Records from a data source
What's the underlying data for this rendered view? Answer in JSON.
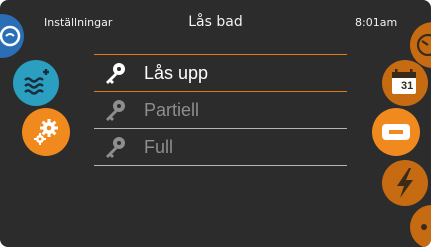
{
  "header": {
    "left_label": "Inställningar",
    "title": "Lås bad",
    "time": "8:01am"
  },
  "menu": {
    "items": [
      {
        "label": "Lås upp",
        "icon": "key-icon",
        "state": "selected"
      },
      {
        "label": "Partiell",
        "icon": "key-icon",
        "state": "unselected"
      },
      {
        "label": "Full",
        "icon": "key-icon",
        "state": "unselected"
      }
    ]
  },
  "left_nav": [
    {
      "icon": "spa-icon",
      "color": "#2a6fb5"
    },
    {
      "icon": "water-temperature-icon",
      "color": "#2a9fc0"
    },
    {
      "icon": "settings-gears-icon",
      "color": "#f08a1e"
    }
  ],
  "right_nav": [
    {
      "icon": "clock-icon",
      "color": "#c76b12"
    },
    {
      "icon": "calendar-icon",
      "calendar_text": "31",
      "color": "#c76b12"
    },
    {
      "icon": "display-icon",
      "color": "#f08a1e"
    },
    {
      "icon": "lightning-icon",
      "color": "#c76b12"
    },
    {
      "icon": "more-icon",
      "color": "#c76b12"
    }
  ],
  "colors": {
    "background": "#2c2c2c",
    "accent": "#e07a1a",
    "active_text": "#ffffff",
    "inactive_text": "#8e8e8e"
  }
}
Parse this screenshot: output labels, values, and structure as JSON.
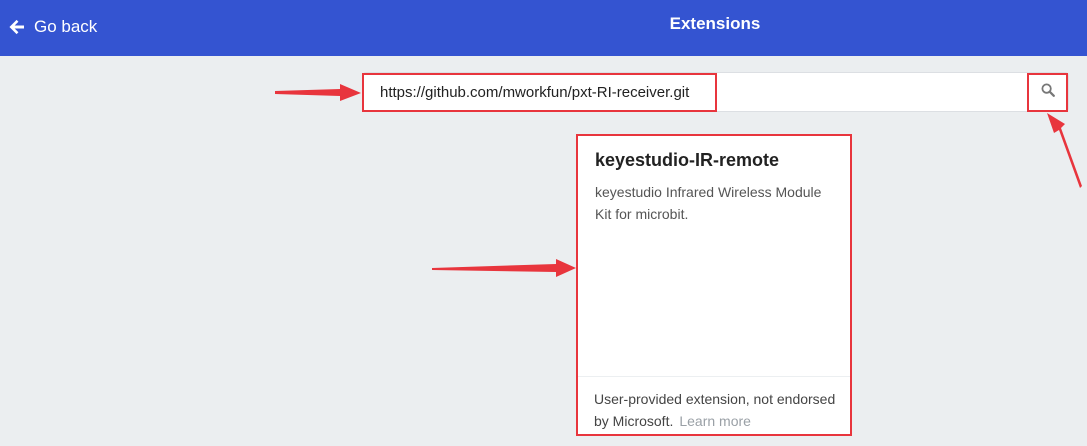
{
  "header": {
    "back_label": "Go back",
    "title": "Extensions",
    "background_color": "#3454d1"
  },
  "search": {
    "value": "https://github.com/mworkfun/pxt-RI-receiver.git",
    "button_icon": "search-icon"
  },
  "result_card": {
    "title": "keyestudio-IR-remote",
    "description": "keyestudio Infrared Wireless Module Kit for microbit.",
    "footer_text": "User-provided extension, not endorsed by Microsoft.",
    "learn_more_label": "Learn more"
  },
  "annotation_color": "#e8353d"
}
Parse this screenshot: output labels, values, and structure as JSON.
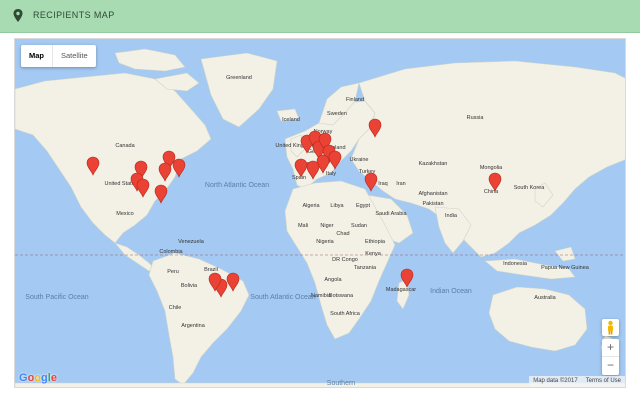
{
  "header": {
    "title": "RECIPIENTS MAP",
    "icon": "map-pin-icon"
  },
  "map_type": {
    "options": [
      "Map",
      "Satellite"
    ],
    "selected": "Map"
  },
  "zoom": {
    "in_label": "+",
    "out_label": "−"
  },
  "attribution": {
    "data": "Map data ©2017",
    "terms": "Terms of Use"
  },
  "logo": {
    "letters": [
      "G",
      "o",
      "o",
      "g",
      "l",
      "e"
    ],
    "colors": [
      "#4285f4",
      "#ea4335",
      "#fbbc05",
      "#4285f4",
      "#34a853",
      "#ea4335"
    ]
  },
  "colors": {
    "header_bg": "#a8dbb2",
    "water": "#a4c9f2",
    "land": "#f3f0e6",
    "marker": "#ea4335"
  },
  "labels": {
    "oceans": {
      "north_pacific": "North Pacific Ocean",
      "north_atlantic": "North Atlantic Ocean",
      "south_pacific": "South Pacific Ocean",
      "south_atlantic": "South Atlantic Ocean",
      "indian": "Indian Ocean",
      "southern": "Southern"
    },
    "countries": [
      "Greenland",
      "Iceland",
      "Finland",
      "Sweden",
      "Norway",
      "Russia",
      "Canada",
      "United States",
      "Mexico",
      "Venezuela",
      "Colombia",
      "Peru",
      "Brazil",
      "Bolivia",
      "Argentina",
      "Chile",
      "Ukraine",
      "Kazakhstan",
      "Mongolia",
      "China",
      "South Korea",
      "Afghanistan",
      "Pakistan",
      "India",
      "Indonesia",
      "Papua New Guinea",
      "Australia",
      "Algeria",
      "Libya",
      "Egypt",
      "Mali",
      "Niger",
      "Chad",
      "Sudan",
      "Nigeria",
      "Ethiopia",
      "Kenya",
      "DR Congo",
      "Tanzania",
      "Angola",
      "Namibia",
      "Botswana",
      "South Africa",
      "Madagascar",
      "Turkey",
      "Iraq",
      "Iran",
      "Saudi Arabia",
      "United Kingdom",
      "Spain",
      "Italy",
      "Poland",
      "Germany",
      "France"
    ]
  },
  "markers_count": 24
}
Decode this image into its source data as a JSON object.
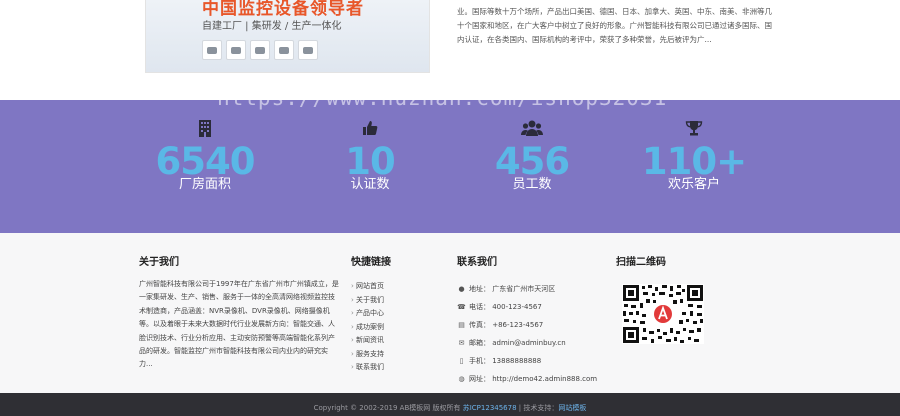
{
  "about": {
    "banner_title": "中国监控设备领导者",
    "banner_subtitle": "自建工厂 | 集研发 / 生产一体化",
    "text": "业。国际等数十万个场所，产品出口美国、德国、日本、加拿大、英国、中东、南美、非洲等几十个国家和地区，在广大客户中树立了良好的形象。广州智能科技有限公司已通过诸多国际、国内认证，在各类国内、国际机构的考评中，荣获了多种荣誉，先后被评为广..."
  },
  "watermark": "https://www.huzhan.com/ishop32031",
  "stats": [
    {
      "icon": "building-icon",
      "value": "6540",
      "label": "厂房面积"
    },
    {
      "icon": "thumbs-up-icon",
      "value": "10",
      "label": "认证数"
    },
    {
      "icon": "users-icon",
      "value": "456",
      "label": "员工数"
    },
    {
      "icon": "trophy-icon",
      "value": "110+",
      "label": "欢乐客户"
    }
  ],
  "footer": {
    "about_title": "关于我们",
    "about_text": "广州智能科技有限公司于1997年在广东省广州市广州镇成立，是一家集研发、生产、销售、服务于一体的全高清网络视频监控技术制造商，产品涵盖：NVR录像机、DVR录像机、网络摄像机等。以及着眼于未来大数据时代行业发展新方向：智能交通、人脸识别技术、行业分析应用、主动安防预警等高端智能化系列产品的研发。智能监控广州市智能科技有限公司内业内的研究实力...",
    "links_title": "快捷链接",
    "links": [
      "网站首页",
      "关于我们",
      "产品中心",
      "成功案例",
      "新闻资讯",
      "服务支持",
      "联系我们"
    ],
    "contact_title": "联系我们",
    "contact": [
      {
        "icon": "location-icon",
        "text": "地址：  广东省广州市天河区"
      },
      {
        "icon": "phone-icon",
        "text": "电话：  400-123-4567"
      },
      {
        "icon": "fax-icon",
        "text": "传真：  +86-123-4567"
      },
      {
        "icon": "email-icon",
        "text": "邮箱：  admin@adminbuy.cn"
      },
      {
        "icon": "mobile-icon",
        "text": "手机：  13888888888"
      },
      {
        "icon": "globe-icon",
        "text": "网址：  http://demo42.admin888.com"
      }
    ],
    "qr_title": "扫描二维码"
  },
  "bottom_bar": {
    "copyright": "Copyright © 2002-2019 AB模板网 版权所有",
    "icp": "苏ICP12345678",
    "tech": " | 技术支持：",
    "tech_link": "网站模板"
  },
  "colors": {
    "stats_bg": "#7f76c3",
    "stat_number": "#5ab8e6",
    "banner_title": "#e8572a",
    "bottom_bar_bg": "#2f2f34"
  }
}
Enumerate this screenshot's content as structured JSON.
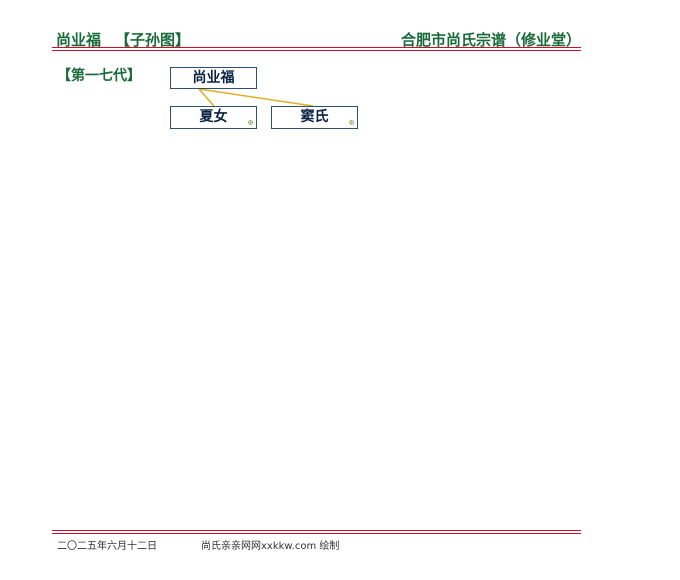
{
  "header": {
    "person_name": "尚业福",
    "chart_type": "【子孙图】",
    "genealogy_title": "合肥市尚氏宗谱（修业堂）"
  },
  "generation_label": "【第一七代】",
  "tree": {
    "root": {
      "name": "尚业福"
    },
    "spouses": [
      {
        "name": "夏女",
        "mark": "⊕"
      },
      {
        "name": "窦氏",
        "mark": "⊕"
      }
    ]
  },
  "footer": {
    "date": "二〇二五年六月十二日",
    "credit": "尚氏亲亲网网xxkkw.com 绘制"
  },
  "colors": {
    "title_green": "#1a6b3a",
    "rule_red": "#c8102e",
    "connector_gold": "#e0b020",
    "node_border": "#2f4f6f"
  }
}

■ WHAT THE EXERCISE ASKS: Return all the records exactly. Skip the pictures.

■ FINAL ANSWER:
What's the underlying data for this rendered view? Answer in JSON.
{
  "header": {
    "left_label": "Inställningar",
    "title": "Lås bad",
    "time": "8:01am"
  },
  "menu": {
    "items": [
      {
        "label": "Lås upp",
        "icon": "key-icon",
        "state": "selected"
      },
      {
        "label": "Partiell",
        "icon": "key-icon",
        "state": "unselected"
      },
      {
        "label": "Full",
        "icon": "key-icon",
        "state": "unselected"
      }
    ]
  },
  "left_nav": [
    {
      "icon": "spa-icon",
      "color": "#2a6fb5"
    },
    {
      "icon": "water-temperature-icon",
      "color": "#2a9fc0"
    },
    {
      "icon": "settings-gears-icon",
      "color": "#f08a1e"
    }
  ],
  "right_nav": [
    {
      "icon": "clock-icon",
      "color": "#c76b12"
    },
    {
      "icon": "calendar-icon",
      "calendar_text": "31",
      "color": "#c76b12"
    },
    {
      "icon": "display-icon",
      "color": "#f08a1e"
    },
    {
      "icon": "lightning-icon",
      "color": "#c76b12"
    },
    {
      "icon": "more-icon",
      "color": "#c76b12"
    }
  ],
  "colors": {
    "background": "#2c2c2c",
    "accent": "#e07a1a",
    "active_text": "#ffffff",
    "inactive_text": "#8e8e8e"
  }
}
Parse this screenshot: output labels, values, and structure as JSON.
{
  "header": {
    "back_label": "Go back",
    "title": "Extensions",
    "background_color": "#3454d1"
  },
  "search": {
    "value": "https://github.com/mworkfun/pxt-RI-receiver.git",
    "button_icon": "search-icon"
  },
  "result_card": {
    "title": "keyestudio-IR-remote",
    "description": "keyestudio Infrared Wireless Module Kit for microbit.",
    "footer_text": "User-provided extension, not endorsed by Microsoft.",
    "learn_more_label": "Learn more"
  },
  "annotation_color": "#e8353d"
}
Parse this screenshot: output labels, values, and structure as JSON.
{
  "header": {
    "title": "RECIPIENTS MAP",
    "icon": "map-pin-icon"
  },
  "map_type": {
    "options": [
      "Map",
      "Satellite"
    ],
    "selected": "Map"
  },
  "zoom": {
    "in_label": "+",
    "out_label": "−"
  },
  "attribution": {
    "data": "Map data ©2017",
    "terms": "Terms of Use"
  },
  "logo": {
    "letters": [
      "G",
      "o",
      "o",
      "g",
      "l",
      "e"
    ],
    "colors": [
      "#4285f4",
      "#ea4335",
      "#fbbc05",
      "#4285f4",
      "#34a853",
      "#ea4335"
    ]
  },
  "colors": {
    "header_bg": "#a8dbb2",
    "water": "#a4c9f2",
    "land": "#f3f0e6",
    "marker": "#ea4335"
  },
  "labels": {
    "oceans": {
      "north_pacific": "North Pacific Ocean",
      "north_atlantic": "North Atlantic Ocean",
      "south_pacific": "South Pacific Ocean",
      "south_atlantic": "South Atlantic Ocean",
      "indian": "Indian Ocean",
      "southern": "Southern"
    },
    "countries": [
      "Greenland",
      "Iceland",
      "Finland",
      "Sweden",
      "Norway",
      "Russia",
      "Canada",
      "United States",
      "Mexico",
      "Venezuela",
      "Colombia",
      "Peru",
      "Brazil",
      "Bolivia",
      "Argentina",
      "Chile",
      "Ukraine",
      "Kazakhstan",
      "Mongolia",
      "China",
      "South Korea",
      "Afghanistan",
      "Pakistan",
      "India",
      "Indonesia",
      "Papua New Guinea",
      "Australia",
      "Algeria",
      "Libya",
      "Egypt",
      "Mali",
      "Niger",
      "Chad",
      "Sudan",
      "Nigeria",
      "Ethiopia",
      "Kenya",
      "DR Congo",
      "Tanzania",
      "Angola",
      "Namibia",
      "Botswana",
      "South Africa",
      "Madagascar",
      "Turkey",
      "Iraq",
      "Iran",
      "Saudi Arabia",
      "United Kingdom",
      "Spain",
      "Italy",
      "Poland",
      "Germany",
      "France"
    ]
  },
  "markers_count": 24
}
Decode this image into its source data as a JSON object.
{
  "about": {
    "banner_title": "中国监控设备领导者",
    "banner_subtitle": "自建工厂 | 集研发 / 生产一体化",
    "text": "业。国际等数十万个场所，产品出口美国、德国、日本、加拿大、英国、中东、南美、非洲等几十个国家和地区，在广大客户中树立了良好的形象。广州智能科技有限公司已通过诸多国际、国内认证，在各类国内、国际机构的考评中，荣获了多种荣誉，先后被评为广..."
  },
  "watermark": "https://www.huzhan.com/ishop32031",
  "stats": [
    {
      "icon": "building-icon",
      "value": "6540",
      "label": "厂房面积"
    },
    {
      "icon": "thumbs-up-icon",
      "value": "10",
      "label": "认证数"
    },
    {
      "icon": "users-icon",
      "value": "456",
      "label": "员工数"
    },
    {
      "icon": "trophy-icon",
      "value": "110+",
      "label": "欢乐客户"
    }
  ],
  "footer": {
    "about_title": "关于我们",
    "about_text": "广州智能科技有限公司于1997年在广东省广州市广州镇成立，是一家集研发、生产、销售、服务于一体的全高清网络视频监控技术制造商，产品涵盖：NVR录像机、DVR录像机、网络摄像机等。以及着眼于未来大数据时代行业发展新方向：智能交通、人脸识别技术、行业分析应用、主动安防预警等高端智能化系列产品的研发。智能监控广州市智能科技有限公司内业内的研究实力...",
    "links_title": "快捷链接",
    "links": [
      "网站首页",
      "关于我们",
      "产品中心",
      "成功案例",
      "新闻资讯",
      "服务支持",
      "联系我们"
    ],
    "contact_title": "联系我们",
    "contact": [
      {
        "icon": "location-icon",
        "text": "地址：  广东省广州市天河区"
      },
      {
        "icon": "phone-icon",
        "text": "电话：  400-123-4567"
      },
      {
        "icon": "fax-icon",
        "text": "传真：  +86-123-4567"
      },
      {
        "icon": "email-icon",
        "text": "邮箱：  admin@adminbuy.cn"
      },
      {
        "icon": "mobile-icon",
        "text": "手机：  13888888888"
      },
      {
        "icon": "globe-icon",
        "text": "网址：  http://demo42.admin888.com"
      }
    ],
    "qr_title": "扫描二维码"
  },
  "bottom_bar": {
    "copyright": "Copyright © 2002-2019 AB模板网 版权所有",
    "icp": "苏ICP12345678",
    "tech": " | 技术支持：",
    "tech_link": "网站模板"
  },
  "colors": {
    "stats_bg": "#7f76c3",
    "stat_number": "#5ab8e6",
    "banner_title": "#e8572a",
    "bottom_bar_bg": "#2f2f34"
  }
}
Enumerate this screenshot's content as structured JSON.
{
  "header": {
    "person_name": "尚业福",
    "chart_type": "【子孙图】",
    "genealogy_title": "合肥市尚氏宗谱（修业堂）"
  },
  "generation_label": "【第一七代】",
  "tree": {
    "root": {
      "name": "尚业福"
    },
    "spouses": [
      {
        "name": "夏女",
        "mark": "⊕"
      },
      {
        "name": "窦氏",
        "mark": "⊕"
      }
    ]
  },
  "footer": {
    "date": "二〇二五年六月十二日",
    "credit": "尚氏亲亲网网xxkkw.com 绘制"
  },
  "colors": {
    "title_green": "#1a6b3a",
    "rule_red": "#c8102e",
    "connector_gold": "#e0b020",
    "node_border": "#2f4f6f"
  }
}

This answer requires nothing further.